On the other hand, I give you permission to speak truth to me in love. In the book Building Your Band of Brothers, Stephen Mansfield talks about the importance of setting up what he calls a ‘free-fire zone’.[1] A free-fire zone is a mutual commitment to one another, or to all members of a small band, that anything which needs to be said will be said for the sake of a higher good. Within spiritual friendship, cowardice must be resisted. To permit a man to veer off the path of righteousness is an act of hatred, not love. While friends must avoid being pugnacious, censorious, and nit-picky, they must also avoid being passive, permissive, and complacent. No spiritual friendship is genuine unless everyone involved is committed to speaking the truth, even if it stings.[2]

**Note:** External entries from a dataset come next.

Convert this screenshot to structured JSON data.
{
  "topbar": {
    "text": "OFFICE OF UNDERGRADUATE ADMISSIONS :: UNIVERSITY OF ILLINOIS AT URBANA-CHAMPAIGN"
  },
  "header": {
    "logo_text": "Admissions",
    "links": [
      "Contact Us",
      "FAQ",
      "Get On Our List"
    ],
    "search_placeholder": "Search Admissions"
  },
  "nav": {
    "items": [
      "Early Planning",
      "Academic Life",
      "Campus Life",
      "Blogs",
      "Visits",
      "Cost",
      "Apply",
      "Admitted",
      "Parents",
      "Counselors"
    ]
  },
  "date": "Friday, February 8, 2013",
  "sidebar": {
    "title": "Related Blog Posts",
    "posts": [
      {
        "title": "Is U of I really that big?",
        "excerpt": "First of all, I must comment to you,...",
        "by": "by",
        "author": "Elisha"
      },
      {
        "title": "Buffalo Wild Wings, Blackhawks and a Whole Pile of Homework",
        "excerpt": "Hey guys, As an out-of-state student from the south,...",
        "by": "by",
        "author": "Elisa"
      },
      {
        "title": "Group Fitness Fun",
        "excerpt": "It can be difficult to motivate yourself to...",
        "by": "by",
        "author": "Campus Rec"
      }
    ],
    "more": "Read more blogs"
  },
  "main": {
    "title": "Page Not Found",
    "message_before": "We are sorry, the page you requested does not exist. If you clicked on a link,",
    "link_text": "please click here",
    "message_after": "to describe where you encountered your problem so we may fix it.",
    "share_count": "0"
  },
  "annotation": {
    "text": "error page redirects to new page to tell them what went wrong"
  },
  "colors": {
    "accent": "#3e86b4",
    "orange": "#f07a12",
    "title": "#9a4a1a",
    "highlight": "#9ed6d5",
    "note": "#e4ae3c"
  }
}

How important is spiritual friendship, really? The more men I speak to the smaller the percentage appears to be that has anything like the camaraderie I am describing. The general assumption seems to be that the recipe of church membership, participation in a small group, and a Christian spouse (at least among the married) ought to be sufficient to support spiritual growth. I think this is dangerously naïve. I am convinced that spiritual friendship is not an extra layer of icing that can or cannot be lathered over a cake. Spiritual friendship is an ingredient of the cake itself – like butter, salt, or sugar – which, if left out, affects the product as a whole. House groups are an important balance to large church gatherings, but they are too porous and diverse to enable a covenant agreement. A believing spouse is one of the greatest gifts that God can provide. But just as a house requires more than one load-bearing wall, so do Christian lives. To lean entirely on a wife for spiritual support is unfair to her and unwise for him. There are real differences between being a man and being a woman, and men need men just as women need women.

Questions for Small Groups/Self-Reflection

  1. Why do men avoid real and honest friendships with each other?

  2. What are the benefits of setting up a ‘free-fire zone’?

  3. What are the risks of setting up a ‘free-fire zone’?

  4. How do Christians learn how to ‘speak the truth with love’ without being overcritical and nitpicky? How do Christians learn how to ‘speak the truth with love’ without being cowardly and complacent?

[1] Stephen Mansfield, Building Your Band of Brothers (Nashville: Blackwatch Digital, 2016), p. 47-65.

[2] For the nuts and bolts of how to do this see Dietrich Bonhoeffer, Life Together, trans. John Doberstein (London: SCM, 1954), p. 69-85